[Data excerpts]
+-------+
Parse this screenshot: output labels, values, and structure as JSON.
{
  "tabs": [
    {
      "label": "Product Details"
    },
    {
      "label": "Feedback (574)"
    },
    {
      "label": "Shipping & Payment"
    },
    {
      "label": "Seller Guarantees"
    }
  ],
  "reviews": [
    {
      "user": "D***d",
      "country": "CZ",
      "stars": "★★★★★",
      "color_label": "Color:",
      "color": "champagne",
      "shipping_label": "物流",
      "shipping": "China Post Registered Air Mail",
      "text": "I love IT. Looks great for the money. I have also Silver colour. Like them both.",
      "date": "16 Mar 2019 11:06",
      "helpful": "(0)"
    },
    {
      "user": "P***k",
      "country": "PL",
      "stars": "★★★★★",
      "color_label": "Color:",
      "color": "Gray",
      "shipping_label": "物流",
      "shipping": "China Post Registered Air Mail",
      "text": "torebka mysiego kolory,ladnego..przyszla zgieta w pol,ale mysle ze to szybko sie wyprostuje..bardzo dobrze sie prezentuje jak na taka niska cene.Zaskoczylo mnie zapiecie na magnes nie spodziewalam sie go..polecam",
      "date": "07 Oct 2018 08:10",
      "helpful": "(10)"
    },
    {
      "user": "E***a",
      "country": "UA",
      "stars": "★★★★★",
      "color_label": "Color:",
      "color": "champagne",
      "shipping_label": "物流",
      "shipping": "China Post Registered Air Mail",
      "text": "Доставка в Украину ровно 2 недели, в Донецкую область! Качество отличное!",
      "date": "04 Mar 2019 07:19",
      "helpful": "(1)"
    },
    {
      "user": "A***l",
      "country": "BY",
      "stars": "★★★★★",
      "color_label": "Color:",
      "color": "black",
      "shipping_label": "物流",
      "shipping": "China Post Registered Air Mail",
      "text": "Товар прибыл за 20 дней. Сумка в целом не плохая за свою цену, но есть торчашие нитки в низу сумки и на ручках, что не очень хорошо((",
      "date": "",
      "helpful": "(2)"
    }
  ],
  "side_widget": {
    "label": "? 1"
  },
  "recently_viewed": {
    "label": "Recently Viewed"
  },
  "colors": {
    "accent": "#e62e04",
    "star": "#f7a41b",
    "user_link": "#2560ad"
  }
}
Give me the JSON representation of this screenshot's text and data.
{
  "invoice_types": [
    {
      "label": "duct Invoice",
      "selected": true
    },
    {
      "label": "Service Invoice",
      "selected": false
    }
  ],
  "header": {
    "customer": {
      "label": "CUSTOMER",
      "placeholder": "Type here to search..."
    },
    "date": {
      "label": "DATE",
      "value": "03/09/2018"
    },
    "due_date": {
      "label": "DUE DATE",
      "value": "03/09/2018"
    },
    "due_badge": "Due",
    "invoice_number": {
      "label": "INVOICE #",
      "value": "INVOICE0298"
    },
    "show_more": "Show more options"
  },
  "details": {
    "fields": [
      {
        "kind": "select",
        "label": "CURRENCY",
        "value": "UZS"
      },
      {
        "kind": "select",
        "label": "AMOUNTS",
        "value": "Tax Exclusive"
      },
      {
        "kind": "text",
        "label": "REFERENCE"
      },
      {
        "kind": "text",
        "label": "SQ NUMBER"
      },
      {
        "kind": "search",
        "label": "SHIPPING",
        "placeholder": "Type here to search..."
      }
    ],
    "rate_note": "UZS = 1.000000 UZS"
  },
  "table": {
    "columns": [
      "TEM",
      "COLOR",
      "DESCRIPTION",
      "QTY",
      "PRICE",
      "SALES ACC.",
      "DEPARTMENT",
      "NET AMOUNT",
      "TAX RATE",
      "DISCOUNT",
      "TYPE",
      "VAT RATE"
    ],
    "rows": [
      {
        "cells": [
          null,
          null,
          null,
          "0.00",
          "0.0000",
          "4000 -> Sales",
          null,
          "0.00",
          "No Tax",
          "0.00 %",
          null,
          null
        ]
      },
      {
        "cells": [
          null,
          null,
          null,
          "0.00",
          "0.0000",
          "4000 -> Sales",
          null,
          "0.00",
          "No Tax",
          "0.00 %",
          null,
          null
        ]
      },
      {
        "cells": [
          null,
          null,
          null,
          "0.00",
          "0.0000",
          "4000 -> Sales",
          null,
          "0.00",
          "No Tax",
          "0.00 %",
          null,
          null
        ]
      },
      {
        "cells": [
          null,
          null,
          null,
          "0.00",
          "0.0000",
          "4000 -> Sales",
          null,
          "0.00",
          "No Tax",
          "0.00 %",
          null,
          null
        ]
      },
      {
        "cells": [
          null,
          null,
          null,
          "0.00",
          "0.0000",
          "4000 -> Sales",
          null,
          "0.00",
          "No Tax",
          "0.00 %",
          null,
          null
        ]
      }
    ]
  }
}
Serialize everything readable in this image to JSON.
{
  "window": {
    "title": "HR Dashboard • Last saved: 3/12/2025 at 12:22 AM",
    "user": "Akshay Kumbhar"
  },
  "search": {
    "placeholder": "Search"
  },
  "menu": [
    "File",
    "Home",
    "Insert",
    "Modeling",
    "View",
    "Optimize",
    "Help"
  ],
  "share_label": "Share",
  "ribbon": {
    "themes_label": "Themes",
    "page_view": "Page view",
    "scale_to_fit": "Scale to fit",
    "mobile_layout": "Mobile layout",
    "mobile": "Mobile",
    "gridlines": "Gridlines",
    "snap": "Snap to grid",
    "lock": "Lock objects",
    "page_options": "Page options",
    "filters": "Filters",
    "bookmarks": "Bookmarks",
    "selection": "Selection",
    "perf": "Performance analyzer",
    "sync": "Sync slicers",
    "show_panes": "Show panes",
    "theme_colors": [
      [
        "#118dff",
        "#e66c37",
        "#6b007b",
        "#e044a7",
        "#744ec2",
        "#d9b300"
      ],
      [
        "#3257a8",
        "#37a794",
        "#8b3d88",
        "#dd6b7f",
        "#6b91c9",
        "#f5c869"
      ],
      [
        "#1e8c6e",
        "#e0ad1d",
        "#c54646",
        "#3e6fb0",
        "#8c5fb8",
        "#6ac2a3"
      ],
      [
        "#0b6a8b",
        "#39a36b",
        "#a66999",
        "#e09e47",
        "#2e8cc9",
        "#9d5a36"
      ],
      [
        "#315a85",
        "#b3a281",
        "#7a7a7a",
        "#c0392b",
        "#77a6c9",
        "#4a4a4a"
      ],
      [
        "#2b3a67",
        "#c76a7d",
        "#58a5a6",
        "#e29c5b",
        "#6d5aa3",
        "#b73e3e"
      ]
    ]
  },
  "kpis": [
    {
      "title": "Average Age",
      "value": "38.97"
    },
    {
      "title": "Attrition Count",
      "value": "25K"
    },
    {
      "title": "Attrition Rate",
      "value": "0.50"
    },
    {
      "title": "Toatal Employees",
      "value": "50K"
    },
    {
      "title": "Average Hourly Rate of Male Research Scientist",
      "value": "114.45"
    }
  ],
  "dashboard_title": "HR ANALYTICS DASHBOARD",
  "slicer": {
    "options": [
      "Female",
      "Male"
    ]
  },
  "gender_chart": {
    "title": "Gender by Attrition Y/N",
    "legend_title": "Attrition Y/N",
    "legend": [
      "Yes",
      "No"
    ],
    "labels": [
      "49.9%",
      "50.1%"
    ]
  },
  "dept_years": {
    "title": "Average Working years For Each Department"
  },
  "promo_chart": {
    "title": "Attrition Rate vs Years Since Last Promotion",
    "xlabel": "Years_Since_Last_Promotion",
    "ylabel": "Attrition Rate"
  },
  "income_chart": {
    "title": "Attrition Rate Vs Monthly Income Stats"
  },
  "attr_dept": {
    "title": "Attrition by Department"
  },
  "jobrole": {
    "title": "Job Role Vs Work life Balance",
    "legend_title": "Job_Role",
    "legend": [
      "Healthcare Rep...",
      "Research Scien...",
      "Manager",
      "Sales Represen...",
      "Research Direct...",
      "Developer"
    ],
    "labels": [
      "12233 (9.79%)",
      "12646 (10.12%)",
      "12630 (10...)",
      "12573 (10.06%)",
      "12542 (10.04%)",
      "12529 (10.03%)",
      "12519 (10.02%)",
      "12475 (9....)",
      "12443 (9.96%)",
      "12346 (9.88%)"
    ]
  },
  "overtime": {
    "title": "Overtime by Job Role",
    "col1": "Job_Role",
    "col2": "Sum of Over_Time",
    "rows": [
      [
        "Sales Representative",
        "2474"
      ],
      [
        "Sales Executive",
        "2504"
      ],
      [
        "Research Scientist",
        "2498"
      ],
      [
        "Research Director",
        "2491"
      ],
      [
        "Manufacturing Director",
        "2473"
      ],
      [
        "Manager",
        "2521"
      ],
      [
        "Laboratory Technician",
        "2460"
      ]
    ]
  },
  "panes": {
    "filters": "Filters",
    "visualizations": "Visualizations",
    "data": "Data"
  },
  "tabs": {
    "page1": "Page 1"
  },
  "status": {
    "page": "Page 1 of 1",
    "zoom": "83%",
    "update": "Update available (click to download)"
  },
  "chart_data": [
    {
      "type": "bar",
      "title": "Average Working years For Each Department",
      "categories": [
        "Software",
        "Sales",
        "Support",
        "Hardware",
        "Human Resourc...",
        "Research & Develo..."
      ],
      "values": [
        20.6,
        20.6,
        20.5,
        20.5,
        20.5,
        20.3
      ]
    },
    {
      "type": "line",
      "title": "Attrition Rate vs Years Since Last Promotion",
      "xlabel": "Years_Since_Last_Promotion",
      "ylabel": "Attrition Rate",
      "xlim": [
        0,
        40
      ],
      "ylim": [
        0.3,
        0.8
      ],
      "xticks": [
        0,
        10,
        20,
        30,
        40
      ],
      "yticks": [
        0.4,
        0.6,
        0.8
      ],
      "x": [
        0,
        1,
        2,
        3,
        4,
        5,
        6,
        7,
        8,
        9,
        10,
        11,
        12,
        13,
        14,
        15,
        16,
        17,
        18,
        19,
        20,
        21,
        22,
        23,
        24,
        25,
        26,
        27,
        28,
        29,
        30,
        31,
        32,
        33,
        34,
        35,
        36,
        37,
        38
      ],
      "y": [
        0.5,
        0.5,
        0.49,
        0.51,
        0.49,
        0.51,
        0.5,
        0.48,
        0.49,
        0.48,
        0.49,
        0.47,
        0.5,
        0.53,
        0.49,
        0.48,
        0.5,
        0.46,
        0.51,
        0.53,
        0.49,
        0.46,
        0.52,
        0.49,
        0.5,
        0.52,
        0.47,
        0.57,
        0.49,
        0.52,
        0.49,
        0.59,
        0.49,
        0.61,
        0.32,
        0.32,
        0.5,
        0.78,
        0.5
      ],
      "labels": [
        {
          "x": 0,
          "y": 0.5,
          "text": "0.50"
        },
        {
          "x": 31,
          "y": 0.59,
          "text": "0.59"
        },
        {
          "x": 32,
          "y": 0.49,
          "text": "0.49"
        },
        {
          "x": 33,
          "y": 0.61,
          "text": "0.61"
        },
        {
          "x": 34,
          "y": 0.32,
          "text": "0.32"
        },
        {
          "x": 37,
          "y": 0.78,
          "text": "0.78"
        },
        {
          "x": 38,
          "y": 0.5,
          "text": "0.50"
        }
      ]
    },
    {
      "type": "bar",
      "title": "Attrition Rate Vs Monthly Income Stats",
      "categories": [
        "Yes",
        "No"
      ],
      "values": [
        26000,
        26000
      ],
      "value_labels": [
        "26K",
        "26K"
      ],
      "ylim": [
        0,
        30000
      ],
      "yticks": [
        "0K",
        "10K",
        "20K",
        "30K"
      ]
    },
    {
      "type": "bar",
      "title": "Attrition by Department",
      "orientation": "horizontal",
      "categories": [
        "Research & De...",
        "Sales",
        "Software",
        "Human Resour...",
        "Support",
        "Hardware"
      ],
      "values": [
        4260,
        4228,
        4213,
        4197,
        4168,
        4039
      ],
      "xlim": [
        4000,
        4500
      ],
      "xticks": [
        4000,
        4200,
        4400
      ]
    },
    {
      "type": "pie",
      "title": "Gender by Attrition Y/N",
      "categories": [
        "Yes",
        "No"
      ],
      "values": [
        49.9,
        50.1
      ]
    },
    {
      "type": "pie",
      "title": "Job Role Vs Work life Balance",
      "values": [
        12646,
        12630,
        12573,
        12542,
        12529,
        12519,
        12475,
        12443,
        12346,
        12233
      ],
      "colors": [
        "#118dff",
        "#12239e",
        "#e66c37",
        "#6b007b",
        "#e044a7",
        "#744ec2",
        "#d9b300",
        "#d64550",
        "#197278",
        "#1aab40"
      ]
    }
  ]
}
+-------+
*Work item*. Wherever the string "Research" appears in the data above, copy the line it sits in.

*Response box*.
      "title": "Average Hourly Rate of Male Research Scientist",
      "Research Scien...",
      "Research Direct...",
        "Research Scientist",
        "Research Director",
        "Research & Develo..."
        "Research & De...",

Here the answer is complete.